Last week James returned from Komodo National Park. We went there together last Easter. He brought a good news about the Pink Beach.
Stunning is the view of the beach. I was deeply awed by the beauty. I must tell you that the sand is not that pink, but with the help of some camera settings and if you look very closer, the sand is indeed pink. It is at the foot of green hills. The hills looks inviting I wanted to hike up but I was too shy should I encounter some native komodos. So, I kept a good distance and chose freediving instead.
The underwater life near the sandy beach offers few view. But when I swam like about 80 meters off the sand, I found a truly colorful life. Corals at its most festive moods, and fishes with their best outfit. Very merry and bright.
Apart from that, one thing disturbed me and my travelmates. The fact that many rubbish float and or rest at the bottom of the ocean floor and the fact that the very boat (and other boats) threw anchors and shattered the corals were a sad scene.
photo of moi: James, this photo of anchor by moi.
James told me that anchors are banned. Now they employ moors instead. Hallelujah! Hope tourim industry and tourists become more and more aware of the fragile environment!

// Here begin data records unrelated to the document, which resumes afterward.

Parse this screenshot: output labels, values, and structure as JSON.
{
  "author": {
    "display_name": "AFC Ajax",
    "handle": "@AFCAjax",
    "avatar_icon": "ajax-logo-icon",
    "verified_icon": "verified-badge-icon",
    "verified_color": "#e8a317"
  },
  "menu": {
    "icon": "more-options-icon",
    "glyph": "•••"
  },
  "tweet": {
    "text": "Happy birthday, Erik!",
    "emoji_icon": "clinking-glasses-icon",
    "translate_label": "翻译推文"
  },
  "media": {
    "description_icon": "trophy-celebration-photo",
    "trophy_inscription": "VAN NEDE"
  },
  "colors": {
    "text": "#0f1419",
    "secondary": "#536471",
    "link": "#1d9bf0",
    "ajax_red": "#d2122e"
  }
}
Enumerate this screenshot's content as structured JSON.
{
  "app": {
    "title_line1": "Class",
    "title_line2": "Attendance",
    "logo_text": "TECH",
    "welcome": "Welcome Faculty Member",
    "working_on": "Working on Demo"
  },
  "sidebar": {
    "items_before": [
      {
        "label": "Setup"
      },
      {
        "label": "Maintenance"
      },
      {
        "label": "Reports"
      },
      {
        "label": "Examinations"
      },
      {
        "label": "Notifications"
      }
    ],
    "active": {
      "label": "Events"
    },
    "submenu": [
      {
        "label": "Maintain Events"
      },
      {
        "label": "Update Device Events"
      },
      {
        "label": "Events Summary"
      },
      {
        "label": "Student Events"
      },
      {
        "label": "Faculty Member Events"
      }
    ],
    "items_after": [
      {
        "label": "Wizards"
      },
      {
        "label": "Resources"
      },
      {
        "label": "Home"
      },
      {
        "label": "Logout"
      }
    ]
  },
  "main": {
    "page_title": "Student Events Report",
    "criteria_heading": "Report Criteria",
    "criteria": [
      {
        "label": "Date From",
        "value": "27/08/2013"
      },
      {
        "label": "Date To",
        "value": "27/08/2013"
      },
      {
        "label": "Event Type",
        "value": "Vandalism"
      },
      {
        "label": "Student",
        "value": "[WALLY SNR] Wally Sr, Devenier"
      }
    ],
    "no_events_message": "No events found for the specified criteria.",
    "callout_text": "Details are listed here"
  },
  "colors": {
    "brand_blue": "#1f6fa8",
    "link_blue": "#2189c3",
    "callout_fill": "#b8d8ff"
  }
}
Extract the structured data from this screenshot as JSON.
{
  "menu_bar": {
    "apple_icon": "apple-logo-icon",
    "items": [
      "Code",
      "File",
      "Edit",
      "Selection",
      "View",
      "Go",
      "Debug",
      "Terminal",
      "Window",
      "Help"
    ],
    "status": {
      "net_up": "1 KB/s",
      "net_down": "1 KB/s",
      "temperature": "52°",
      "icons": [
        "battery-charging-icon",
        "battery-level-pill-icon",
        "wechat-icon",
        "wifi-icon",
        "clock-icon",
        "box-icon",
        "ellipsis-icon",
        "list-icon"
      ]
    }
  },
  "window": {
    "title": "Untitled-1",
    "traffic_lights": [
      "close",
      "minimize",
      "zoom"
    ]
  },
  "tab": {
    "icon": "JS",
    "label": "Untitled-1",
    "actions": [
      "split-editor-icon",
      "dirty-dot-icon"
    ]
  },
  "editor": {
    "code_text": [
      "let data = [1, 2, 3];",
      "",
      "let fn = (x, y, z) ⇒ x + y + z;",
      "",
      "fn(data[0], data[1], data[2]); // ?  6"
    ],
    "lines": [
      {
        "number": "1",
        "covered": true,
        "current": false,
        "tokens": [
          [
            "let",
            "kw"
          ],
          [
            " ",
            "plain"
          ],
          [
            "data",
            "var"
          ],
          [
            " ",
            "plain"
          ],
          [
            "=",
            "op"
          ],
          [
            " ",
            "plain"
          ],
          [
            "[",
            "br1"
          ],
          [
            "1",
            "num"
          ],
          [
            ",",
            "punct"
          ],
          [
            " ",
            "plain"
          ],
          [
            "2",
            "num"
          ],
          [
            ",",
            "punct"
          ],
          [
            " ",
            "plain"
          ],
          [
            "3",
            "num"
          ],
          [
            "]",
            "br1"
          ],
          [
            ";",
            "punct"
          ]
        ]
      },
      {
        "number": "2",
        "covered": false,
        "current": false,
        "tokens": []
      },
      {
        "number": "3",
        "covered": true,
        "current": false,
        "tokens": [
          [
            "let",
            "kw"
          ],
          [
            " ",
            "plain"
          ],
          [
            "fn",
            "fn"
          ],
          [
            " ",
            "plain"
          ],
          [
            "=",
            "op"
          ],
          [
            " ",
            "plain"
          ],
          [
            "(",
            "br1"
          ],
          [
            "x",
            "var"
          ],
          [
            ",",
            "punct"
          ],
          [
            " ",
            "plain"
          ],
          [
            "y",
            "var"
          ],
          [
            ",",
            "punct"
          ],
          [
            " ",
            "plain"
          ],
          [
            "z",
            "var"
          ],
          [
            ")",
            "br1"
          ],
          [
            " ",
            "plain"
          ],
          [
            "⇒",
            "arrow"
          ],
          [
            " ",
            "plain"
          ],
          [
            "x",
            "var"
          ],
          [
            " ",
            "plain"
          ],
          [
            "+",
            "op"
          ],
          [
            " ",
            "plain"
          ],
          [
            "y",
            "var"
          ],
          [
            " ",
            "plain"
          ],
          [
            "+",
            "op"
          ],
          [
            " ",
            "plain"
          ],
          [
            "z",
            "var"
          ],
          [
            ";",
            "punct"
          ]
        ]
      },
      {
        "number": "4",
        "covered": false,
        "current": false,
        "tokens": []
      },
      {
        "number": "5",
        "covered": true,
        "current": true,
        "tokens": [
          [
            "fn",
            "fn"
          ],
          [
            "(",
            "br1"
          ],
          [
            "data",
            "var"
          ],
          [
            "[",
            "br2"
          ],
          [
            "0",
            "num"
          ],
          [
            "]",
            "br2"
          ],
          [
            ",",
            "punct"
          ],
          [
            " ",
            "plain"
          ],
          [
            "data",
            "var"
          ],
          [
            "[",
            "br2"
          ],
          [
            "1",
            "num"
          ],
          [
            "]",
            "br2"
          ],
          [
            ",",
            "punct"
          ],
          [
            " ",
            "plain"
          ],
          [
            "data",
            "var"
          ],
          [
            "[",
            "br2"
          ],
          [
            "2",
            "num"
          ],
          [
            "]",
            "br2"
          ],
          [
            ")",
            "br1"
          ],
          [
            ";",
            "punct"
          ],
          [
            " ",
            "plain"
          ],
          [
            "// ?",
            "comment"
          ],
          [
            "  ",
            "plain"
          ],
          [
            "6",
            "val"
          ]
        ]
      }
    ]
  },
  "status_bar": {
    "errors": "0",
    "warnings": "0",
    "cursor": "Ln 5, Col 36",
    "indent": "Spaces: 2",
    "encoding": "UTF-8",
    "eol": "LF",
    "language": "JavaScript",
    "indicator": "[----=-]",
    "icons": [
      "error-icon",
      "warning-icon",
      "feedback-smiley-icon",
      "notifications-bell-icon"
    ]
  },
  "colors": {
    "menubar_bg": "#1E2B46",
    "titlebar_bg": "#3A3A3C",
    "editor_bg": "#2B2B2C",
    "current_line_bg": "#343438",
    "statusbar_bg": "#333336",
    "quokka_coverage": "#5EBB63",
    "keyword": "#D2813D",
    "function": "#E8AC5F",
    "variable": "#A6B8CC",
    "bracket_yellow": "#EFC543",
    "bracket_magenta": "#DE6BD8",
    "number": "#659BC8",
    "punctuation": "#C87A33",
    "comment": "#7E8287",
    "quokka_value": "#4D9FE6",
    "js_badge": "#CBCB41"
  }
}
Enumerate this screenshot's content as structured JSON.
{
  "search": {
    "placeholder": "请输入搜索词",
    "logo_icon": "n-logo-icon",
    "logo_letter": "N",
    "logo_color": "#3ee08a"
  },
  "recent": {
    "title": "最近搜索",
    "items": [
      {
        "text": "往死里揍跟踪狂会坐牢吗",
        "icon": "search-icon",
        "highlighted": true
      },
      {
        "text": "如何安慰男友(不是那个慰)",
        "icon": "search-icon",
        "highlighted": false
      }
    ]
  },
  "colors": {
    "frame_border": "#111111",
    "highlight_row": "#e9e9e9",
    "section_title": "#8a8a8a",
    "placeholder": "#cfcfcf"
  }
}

pariwisata bahari di Indonesia masih belum memperhitungkan keberlanjutan. Salah satu contohnya adalah pemakaian jangkar pada kapal-kapal yang dipakai untuk mencapai tujuan wisata. Jangkar dengan mudah memporakporandakan terumbu karang. Salah satu contoh “terbaik” adalah Gili Trawangan di NTB. Terumbu karang di sana hancur akibat jangkar. Oleh karena itulah jangkar dilarang dan orang menambatkan kapalnya di jaringan temali. Penggunaan moor dianggap tepat karena meminimalkan kerusakan. Ini juga sudah dipakai di sejumlah tempat di Nusa Lembongan, misalnya.